Martin Šmok, USC Shoah Foundation’s senior international program consultant and regional consultant in Czech Republic, gave his first presentation at the U.S. Embassy in Prague on February 4.
Open to the public and held at the US Embassy’s American Center, the Czech-language lecture, “200,000 Refugees on Trains in Germany: Forgotten History,” covered the humanitarian work of American Jewish Joint Distribution Committee (AJDC) in postwar Czechoslovakia, highlighting the educational potential of knowledge of such events of the past for better understanding of the present.
The US Embassy asked Šmok to speak at the American Center after hearing about his presentations to teachers about the USC Shoah Foundation-produced Czech-language testimony exhibit about refugees. The presentation was a valuable opportunity for USC Shoah Foundation to connect with the embassy and reach a new audience.
Šmok drew on archival material and testimony clips from the Visual History Archive of USC Shoah Foundation to discuss phenomena such as handling a major refugee wave, migrant resettlement and rehabilitation, social assistance to the needy and labeling all such humanitarian work as a subversive enemy, as well as propagandistic enemy constructs and their use and re-use by various political regimes.

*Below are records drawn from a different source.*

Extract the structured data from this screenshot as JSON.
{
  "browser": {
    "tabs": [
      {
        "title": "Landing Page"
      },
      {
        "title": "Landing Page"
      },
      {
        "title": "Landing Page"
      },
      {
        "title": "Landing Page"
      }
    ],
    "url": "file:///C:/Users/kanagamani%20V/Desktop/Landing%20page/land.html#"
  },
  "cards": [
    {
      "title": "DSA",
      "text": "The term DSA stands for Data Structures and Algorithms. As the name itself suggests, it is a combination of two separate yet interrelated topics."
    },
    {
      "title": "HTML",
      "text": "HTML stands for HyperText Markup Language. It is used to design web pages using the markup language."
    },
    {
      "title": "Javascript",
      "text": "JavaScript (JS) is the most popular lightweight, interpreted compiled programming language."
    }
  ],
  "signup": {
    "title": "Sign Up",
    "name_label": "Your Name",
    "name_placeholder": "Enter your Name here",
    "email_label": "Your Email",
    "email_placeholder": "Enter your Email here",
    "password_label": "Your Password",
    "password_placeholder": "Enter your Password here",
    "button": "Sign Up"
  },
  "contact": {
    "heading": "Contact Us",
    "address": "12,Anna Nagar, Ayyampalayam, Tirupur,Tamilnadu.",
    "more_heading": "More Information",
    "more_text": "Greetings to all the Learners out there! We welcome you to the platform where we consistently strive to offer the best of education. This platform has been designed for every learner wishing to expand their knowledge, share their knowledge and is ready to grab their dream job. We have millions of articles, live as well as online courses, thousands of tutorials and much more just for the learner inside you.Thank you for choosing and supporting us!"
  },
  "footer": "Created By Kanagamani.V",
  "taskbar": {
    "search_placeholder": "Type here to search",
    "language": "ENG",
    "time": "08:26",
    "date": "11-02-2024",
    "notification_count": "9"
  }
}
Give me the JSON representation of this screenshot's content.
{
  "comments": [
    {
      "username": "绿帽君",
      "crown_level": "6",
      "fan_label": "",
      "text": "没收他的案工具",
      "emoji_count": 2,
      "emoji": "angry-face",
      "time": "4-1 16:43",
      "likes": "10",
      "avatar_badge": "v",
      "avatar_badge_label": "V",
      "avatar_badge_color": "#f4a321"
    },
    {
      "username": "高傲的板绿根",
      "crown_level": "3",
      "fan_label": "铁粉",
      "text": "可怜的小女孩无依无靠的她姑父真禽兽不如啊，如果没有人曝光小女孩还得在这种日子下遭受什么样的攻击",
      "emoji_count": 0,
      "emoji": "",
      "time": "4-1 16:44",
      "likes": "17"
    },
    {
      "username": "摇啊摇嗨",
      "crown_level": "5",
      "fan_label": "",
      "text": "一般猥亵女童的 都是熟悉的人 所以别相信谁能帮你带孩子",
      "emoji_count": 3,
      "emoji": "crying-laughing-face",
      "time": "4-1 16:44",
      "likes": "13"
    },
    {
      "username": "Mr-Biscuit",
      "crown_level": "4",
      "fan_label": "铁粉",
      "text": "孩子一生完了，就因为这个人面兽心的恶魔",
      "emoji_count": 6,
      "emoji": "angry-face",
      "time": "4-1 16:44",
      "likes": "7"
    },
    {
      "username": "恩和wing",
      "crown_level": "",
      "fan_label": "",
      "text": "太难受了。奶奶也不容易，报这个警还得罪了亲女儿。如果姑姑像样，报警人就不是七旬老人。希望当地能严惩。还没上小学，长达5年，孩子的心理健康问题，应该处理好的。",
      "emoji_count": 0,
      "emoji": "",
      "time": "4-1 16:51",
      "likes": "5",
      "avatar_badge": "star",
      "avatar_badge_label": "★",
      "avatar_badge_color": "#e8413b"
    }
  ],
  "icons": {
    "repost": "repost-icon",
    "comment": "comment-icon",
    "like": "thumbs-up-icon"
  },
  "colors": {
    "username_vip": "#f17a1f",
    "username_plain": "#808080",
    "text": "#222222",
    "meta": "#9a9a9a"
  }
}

He also presented post-World War II history of Jewish presence in Czechoslovakia from a unique angle of a continuous Czech bureaucratic attitude extending from the Austro-Hungarian times of World War I well into the 1950s.